_Required action:_
Please retype the data below line for line and leave out every picture.

Source data:
-*-

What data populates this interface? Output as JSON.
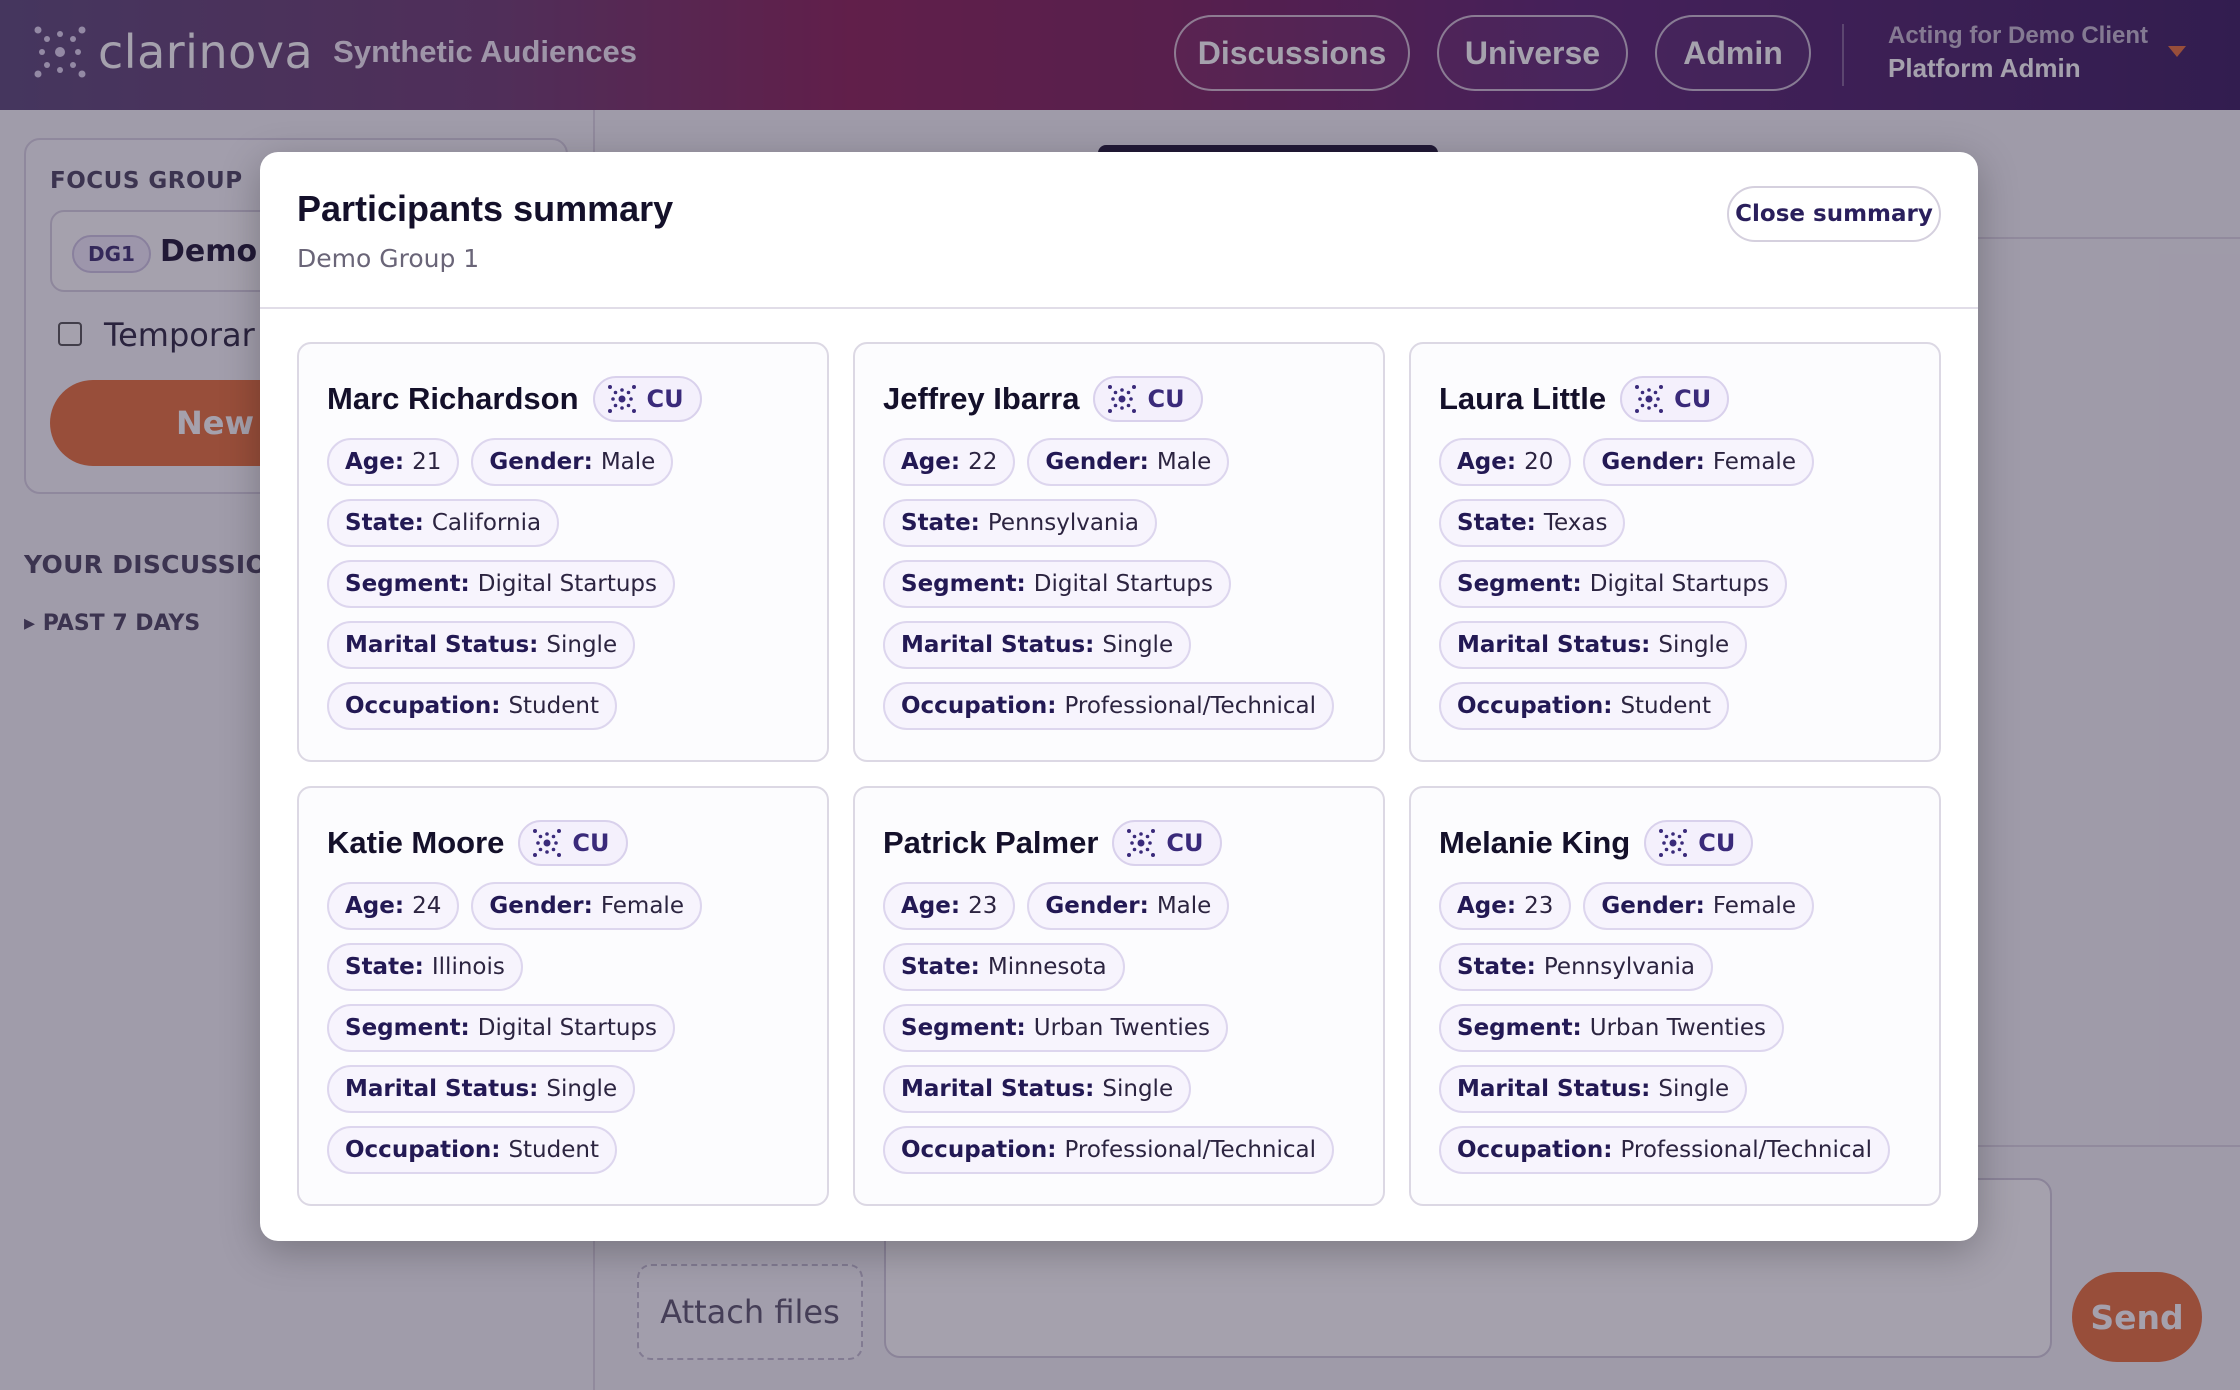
{
  "header": {
    "brand": "clarinova",
    "product": "Synthetic Audiences",
    "nav": [
      "Discussions",
      "Universe",
      "Admin"
    ],
    "acting_line1": "Acting for Demo Client",
    "acting_line2": "Platform Admin"
  },
  "sidebar": {
    "focus_label": "FOCUS GROUP",
    "group_tag": "DG1",
    "group_name": "Demo G",
    "temporary_label": "Temporar",
    "new_button": "New d",
    "your_discussions": "YOUR DISCUSSION",
    "past_label": "▸ PAST 7 DAYS"
  },
  "composer": {
    "attach_label": "Attach files",
    "send_label": "Send"
  },
  "modal": {
    "title": "Participants summary",
    "subtitle": "Demo Group 1",
    "close_label": "Close summary",
    "labels": {
      "age": "Age:",
      "gender": "Gender:",
      "state": "State:",
      "segment": "Segment:",
      "marital": "Marital Status:",
      "occupation": "Occupation:"
    },
    "participants": [
      {
        "name": "Marc Richardson",
        "badge": "CU",
        "age": "21",
        "gender": "Male",
        "state": "California",
        "segment": "Digital Startups",
        "marital": "Single",
        "occupation": "Student"
      },
      {
        "name": "Jeffrey Ibarra",
        "badge": "CU",
        "age": "22",
        "gender": "Male",
        "state": "Pennsylvania",
        "segment": "Digital Startups",
        "marital": "Single",
        "occupation": "Professional/Technical"
      },
      {
        "name": "Laura Little",
        "badge": "CU",
        "age": "20",
        "gender": "Female",
        "state": "Texas",
        "segment": "Digital Startups",
        "marital": "Single",
        "occupation": "Student"
      },
      {
        "name": "Katie Moore",
        "badge": "CU",
        "age": "24",
        "gender": "Female",
        "state": "Illinois",
        "segment": "Digital Startups",
        "marital": "Single",
        "occupation": "Student"
      },
      {
        "name": "Patrick Palmer",
        "badge": "CU",
        "age": "23",
        "gender": "Male",
        "state": "Minnesota",
        "segment": "Urban Twenties",
        "marital": "Single",
        "occupation": "Professional/Technical"
      },
      {
        "name": "Melanie King",
        "badge": "CU",
        "age": "23",
        "gender": "Female",
        "state": "Pennsylvania",
        "segment": "Urban Twenties",
        "marital": "Single",
        "occupation": "Professional/Technical"
      }
    ]
  },
  "colors": {
    "accent": "#e8713a",
    "brand_dark": "#2a1f5c"
  }
}
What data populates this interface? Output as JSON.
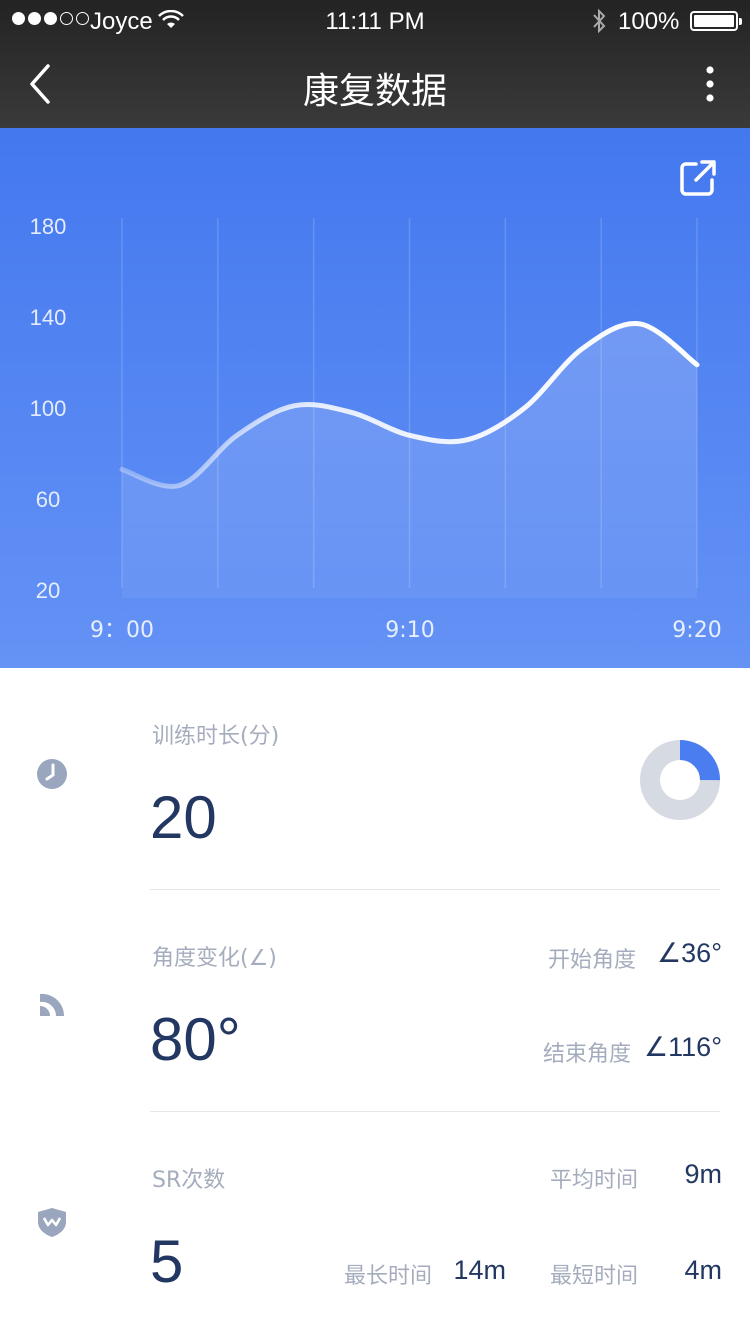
{
  "status_bar": {
    "carrier": "Joyce",
    "time": "11:11 PM",
    "battery": "100%"
  },
  "nav": {
    "title": "康复数据"
  },
  "chart_data": {
    "type": "line",
    "y_ticks": [
      "180",
      "140",
      "100",
      "60",
      "20"
    ],
    "x_ticks": [
      "9：00",
      "9:10",
      "9:20"
    ],
    "ylim": [
      20,
      180
    ],
    "series": [
      {
        "points": [
          [
            0,
            73
          ],
          [
            1,
            66
          ],
          [
            2,
            88
          ],
          [
            3,
            101
          ],
          [
            4,
            98
          ],
          [
            5,
            88
          ],
          [
            6,
            86
          ],
          [
            7,
            100
          ],
          [
            8,
            126
          ],
          [
            9,
            137
          ],
          [
            10,
            119
          ]
        ]
      }
    ],
    "grid": "vertical",
    "colors": {
      "line": "#ffffff",
      "background": "#4a7ef0"
    }
  },
  "training": {
    "label": "训练时长(分)",
    "value": "20",
    "ring_fraction": 0.25
  },
  "angle": {
    "label": "角度变化(∠)",
    "value": "80°",
    "start_label": "开始角度",
    "start_value": "∠36°",
    "end_label": "结束角度",
    "end_value": "∠116°"
  },
  "sr": {
    "label": "SR次数",
    "value": "5",
    "avg_label": "平均时间",
    "avg_value": "9m",
    "max_label": "最长时间",
    "max_value": "14m",
    "min_label": "最短时间",
    "min_value": "4m"
  },
  "colors": {
    "accent": "#4a7ef0",
    "text_dark": "#223761",
    "text_muted": "#a4acbd",
    "icon": "#9aa6bd",
    "ring_bg": "#d5dae3"
  }
}
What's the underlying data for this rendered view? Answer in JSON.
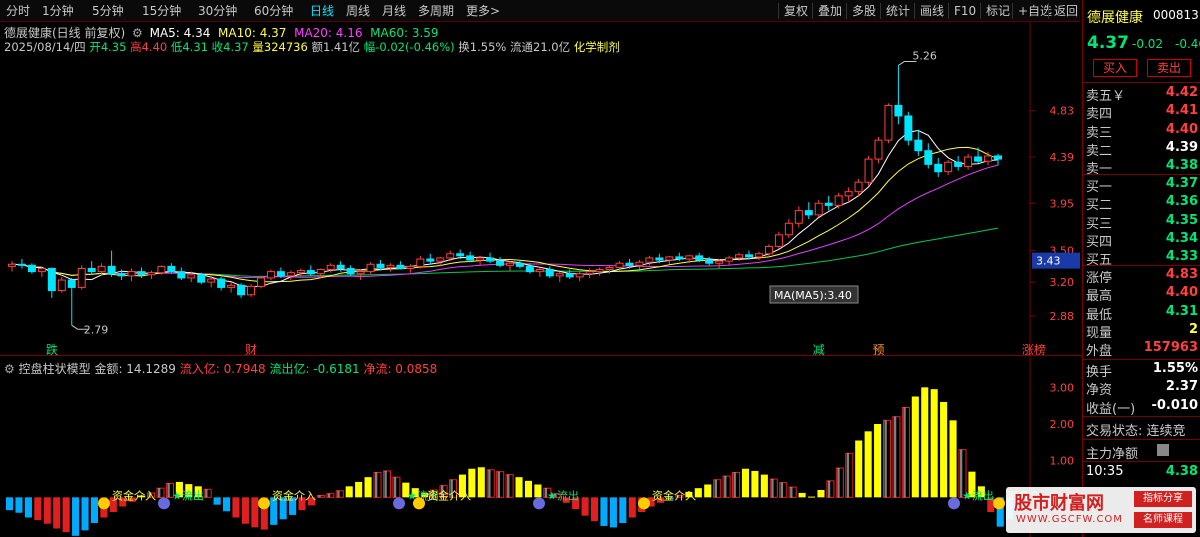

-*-

_Response box:_
What data populates this interface? Output as JSON.
{
  "header": {
    "brand": "clarinova",
    "product": "Synthetic Audiences",
    "nav": [
      "Discussions",
      "Universe",
      "Admin"
    ],
    "acting_line1": "Acting for Demo Client",
    "acting_line2": "Platform Admin"
  },
  "sidebar": {
    "focus_label": "FOCUS GROUP",
    "group_tag": "DG1",
    "group_name": "Demo G",
    "temporary_label": "Temporar",
    "new_button": "New d",
    "your_discussions": "YOUR DISCUSSION",
    "past_label": "▸ PAST 7 DAYS"
  },
  "composer": {
    "attach_label": "Attach files",
    "send_label": "Send"
  },
  "modal": {
    "title": "Participants summary",
    "subtitle": "Demo Group 1",
    "close_label": "Close summary",
    "labels": {
      "age": "Age:",
      "gender": "Gender:",
      "state": "State:",
      "segment": "Segment:",
      "marital": "Marital Status:",
      "occupation": "Occupation:"
    },
    "participants": [
      {
        "name": "Marc Richardson",
        "badge": "CU",
        "age": "21",
        "gender": "Male",
        "state": "California",
        "segment": "Digital Startups",
        "marital": "Single",
        "occupation": "Student"
      },
      {
        "name": "Jeffrey Ibarra",
        "badge": "CU",
        "age": "22",
        "gender": "Male",
        "state": "Pennsylvania",
        "segment": "Digital Startups",
        "marital": "Single",
        "occupation": "Professional/Technical"
      },
      {
        "name": "Laura Little",
        "badge": "CU",
        "age": "20",
        "gender": "Female",
        "state": "Texas",
        "segment": "Digital Startups",
        "marital": "Single",
        "occupation": "Student"
      },
      {
        "name": "Katie Moore",
        "badge": "CU",
        "age": "24",
        "gender": "Female",
        "state": "Illinois",
        "segment": "Digital Startups",
        "marital": "Single",
        "occupation": "Student"
      },
      {
        "name": "Patrick Palmer",
        "badge": "CU",
        "age": "23",
        "gender": "Male",
        "state": "Minnesota",
        "segment": "Urban Twenties",
        "marital": "Single",
        "occupation": "Professional/Technical"
      },
      {
        "name": "Melanie King",
        "badge": "CU",
        "age": "23",
        "gender": "Female",
        "state": "Pennsylvania",
        "segment": "Urban Twenties",
        "marital": "Single",
        "occupation": "Professional/Technical"
      }
    ]
  },
  "colors": {
    "accent": "#e8713a",
    "brand_dark": "#2a1f5c"
  }
}
What data populates this interface? Output as JSON.
{
  "status_bar": {
    "carrier": "Joyce",
    "time": "11:11 PM",
    "battery": "100%"
  },
  "nav": {
    "title": "康复数据"
  },
  "chart_data": {
    "type": "line",
    "y_ticks": [
      "180",
      "140",
      "100",
      "60",
      "20"
    ],
    "x_ticks": [
      "9：00",
      "9:10",
      "9:20"
    ],
    "ylim": [
      20,
      180
    ],
    "series": [
      {
        "points": [
          [
            0,
            73
          ],
          [
            1,
            66
          ],
          [
            2,
            88
          ],
          [
            3,
            101
          ],
          [
            4,
            98
          ],
          [
            5,
            88
          ],
          [
            6,
            86
          ],
          [
            7,
            100
          ],
          [
            8,
            126
          ],
          [
            9,
            137
          ],
          [
            10,
            119
          ]
        ]
      }
    ],
    "grid": "vertical",
    "colors": {
      "line": "#ffffff",
      "background": "#4a7ef0"
    }
  },
  "training": {
    "label": "训练时长(分)",
    "value": "20",
    "ring_fraction": 0.25
  },
  "angle": {
    "label": "角度变化(∠)",
    "value": "80°",
    "start_label": "开始角度",
    "start_value": "∠36°",
    "end_label": "结束角度",
    "end_value": "∠116°"
  },
  "sr": {
    "label": "SR次数",
    "value": "5",
    "avg_label": "平均时间",
    "avg_value": "9m",
    "max_label": "最长时间",
    "max_value": "14m",
    "min_label": "最短时间",
    "min_value": "4m"
  },
  "colors": {
    "accent": "#4a7ef0",
    "text_dark": "#223761",
    "text_muted": "#a4acbd",
    "icon": "#9aa6bd",
    "ring_bg": "#d5dae3"
  }
}
What's the underlying data for this rendered view? Answer in JSON.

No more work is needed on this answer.